“I don’t suppose it really works as an incentive,” Shaw stated. “To remove one thing you really want to make your life occur after which say, ‘You should pay us what it’s good to pay us’? That’s simply backing individuals right into a nook.”
A path ahead?
In October 2020, Monica Ault, the previous public defender-turned-criminal justice reform advocate, made an impassioned plea to New Mexico legislators to scale back fines and charges within the felony justice system. Ault, who’s now the New Mexico State Director of the Fines and Charges Justice Middle, described to legislators how these money owed had affected lots of her former shoppers.
She stated one shopper was requested to pay the courtroom $746 for 2 misdemeanors inside 30 days, which was unattainable given his revenue working at a Denny’s restaurant.
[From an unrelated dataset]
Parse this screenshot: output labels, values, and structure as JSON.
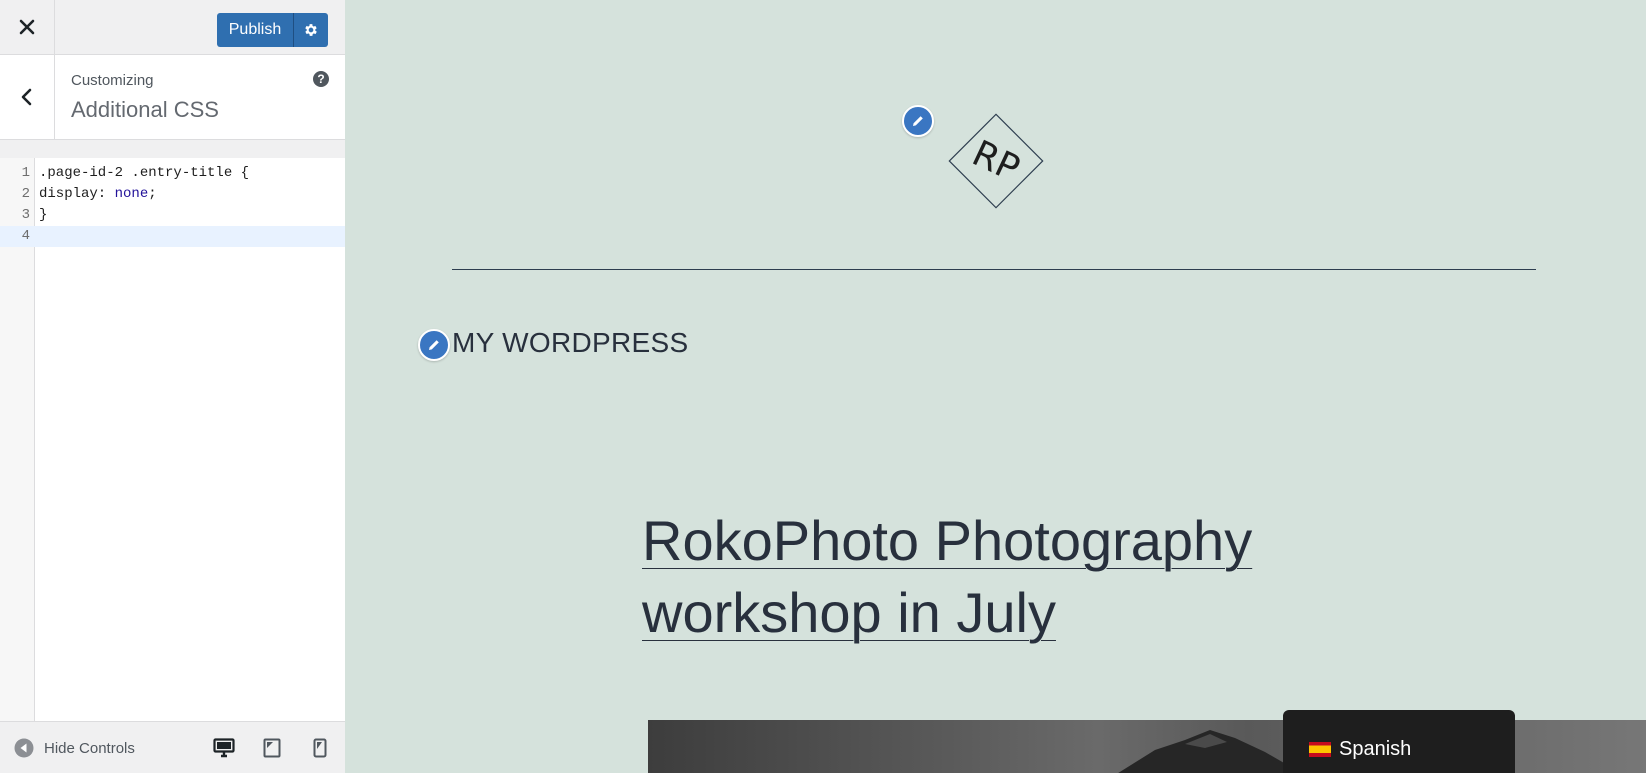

Of all of the fines and fees-related points, she instructed the NewsHour, driver’s license suspension and revocation is “textbook how one can drive individuals deeper into poverty.”
“What we’re doing in suspending driver’s licenses is setting individuals up for failure, and doing it to our most weak New Mexicans,” Ault stated.
Earlier this month, after advocacy by the New Mexico Fines and Charges Justice Middle and New Mexico SAFE, a coalition of neighborhood organizations, a bill was launched within the state legislature to remove the coverage of suspending driver’s licenses for unpaid fines and charges and for failure to seem. New Mexico State Senator Peter Wirth, a Democrat and the Majority Ground Chief, is sponsoring the invoice.
Wirth stated he was bowled over by the truth that greater than 200,000 licenses had been suspended within the final a number of years for these two causes. As soon as he examined the difficulty extra intently, he grew to become satisfied that these suspensions result in a “debt spiral” for individuals, the place “when you get in you may’t get out,” he stated.
Fearing a misplaced license, Wirth stated some could flip to a high-interest payday mortgage to pay their fines and charges—New Mexico has the highest number of payday lenders within the U.S., per capita—after which owe much more than earlier than. “In a state like NM, with the poverty we now have, permitting the present regulation is simply too huge a hammer for the underlying trigger,” he stated.
The invoice to reform the motive force’s license coverage is an element of a bigger paradigm shift round felony justice, added Wirth, who has been within the state legislature for 16 years. In 2016, he sponsored profitable laws for bail reform in New Mexico, which meant low-risk defendants wouldn’t keep in jail just because they could not afford bond.
“I believe there’s a realization that utilizing somebody’s financial standing as part of punishment may end up in actually disparate and unfair outcomes,” he stated. “Two individuals convicted of the identical crime or dealing with the identical charge, the place one could make the cost and one can’t, that’s not truthful. That’s simply not truthful.”
The New Mexico Senate Judiciary committee heard testimony on the invoice this week; subsequent it should go to the Finance Committee, doubtless subsequent month. Greater than a dozen witnesses appeared on Zoom to precise their help for the invoice, saying it might scale back recidivism and permit courts to concentrate on greater public questions of safety. Zero confirmed as much as oppose it. Among the many witnesses was Fernando Trujillo, who defined to the assembled senators how a license was essential to get a job, exit for meals, or hire a room. He requested them to help the invoice.
“We’re criminalizing the poor,” he instructed the NewsHour. “This laws would begin to change that, and save lots of people loads of stress and ache and cash.”